WHAT TO PRODUCE -> The answer must consist of every line below containing "data".

MATERIAL SHOWN ->

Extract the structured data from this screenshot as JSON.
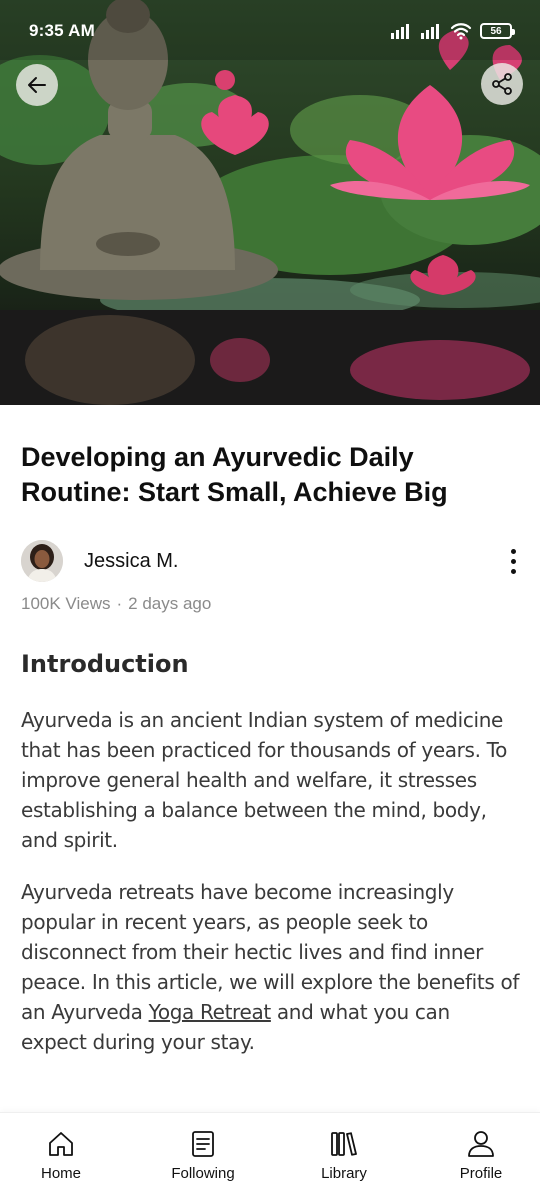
{
  "status_bar": {
    "time": "9:35 AM",
    "battery": "56"
  },
  "article": {
    "title": "Developing an Ayurvedic Daily Routine: Start Small, Achieve Big",
    "author": "Jessica M.",
    "views": "100K Views",
    "separator": "·",
    "posted": "2 days ago",
    "section_heading": "Introduction",
    "paragraph_1": "Ayurveda is an ancient Indian system of medicine that has been practiced for thousands of years. To improve general health and welfare, it stresses establishing a balance between the mind, body, and spirit.",
    "paragraph_2_before": "Ayurveda retreats have become increasingly popular in recent years, as people seek to disconnect from their hectic lives and find inner peace. In this article, we will explore the benefits of an Ayurveda ",
    "paragraph_2_link": "Yoga Retreat",
    "paragraph_2_after": " and what you can expect during your stay."
  },
  "bottom_nav": {
    "home": "Home",
    "following": "Following",
    "library": "Library",
    "profile": "Profile"
  },
  "icons": [
    "back-arrow-icon",
    "share-icon",
    "more-vertical-icon",
    "home-icon",
    "following-icon",
    "library-icon",
    "profile-icon",
    "signal-icon",
    "wifi-icon",
    "battery-icon"
  ]
}
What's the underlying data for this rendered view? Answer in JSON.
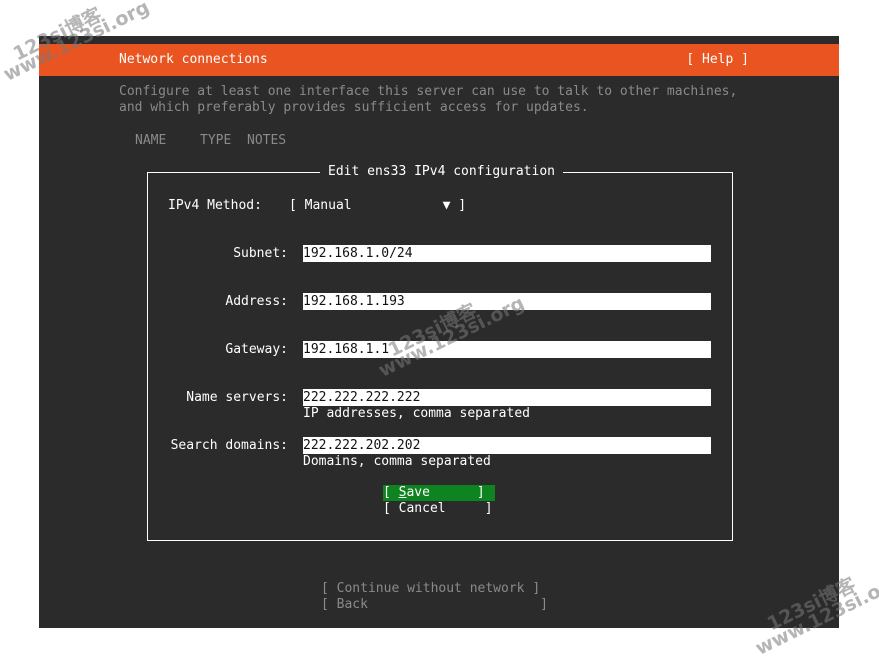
{
  "header": {
    "title": "Network connections",
    "help": "[ Help ]"
  },
  "description": {
    "line1": "Configure at least one interface this server can use to talk to other machines,",
    "line2": "and which preferably provides sufficient access for updates."
  },
  "table": {
    "columns": [
      "NAME",
      "TYPE",
      "NOTES"
    ]
  },
  "dialog": {
    "title": "Edit ens33 IPv4 configuration",
    "method": {
      "label": "IPv4 Method:",
      "open": "[ ",
      "value": "Manual",
      "arrow": "▼",
      "close": " ]"
    },
    "subnet": {
      "label": "Subnet:",
      "value": "192.168.1.0/24"
    },
    "address": {
      "label": "Address:",
      "value": "192.168.1.193"
    },
    "gateway": {
      "label": "Gateway:",
      "value": "192.168.1.1"
    },
    "name_servers": {
      "label": "Name servers:",
      "value": "222.222.222.222",
      "hint": "IP addresses, comma separated"
    },
    "search_domains": {
      "label": "Search domains:",
      "value": "222.222.202.202",
      "hint": "Domains, comma separated"
    },
    "save": {
      "open": "[ ",
      "hotkey": "S",
      "rest": "ave",
      "close": "      ]"
    },
    "cancel": {
      "label": "[ Cancel     ]"
    }
  },
  "footer": {
    "continue": "[ Continue without network ]",
    "back": "[ Back                      ]"
  },
  "watermark": {
    "cn": "123si博客",
    "url": "www.123si.org"
  },
  "colors": {
    "header_bg": "#e95420",
    "terminal_bg": "#2b2b2b",
    "save_bg": "#0e8420"
  }
}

WRITTEN SOLUTION ->
Extract the structured data from this screenshot as JSON.
What's the underlying data for this rendered view? Answer in JSON.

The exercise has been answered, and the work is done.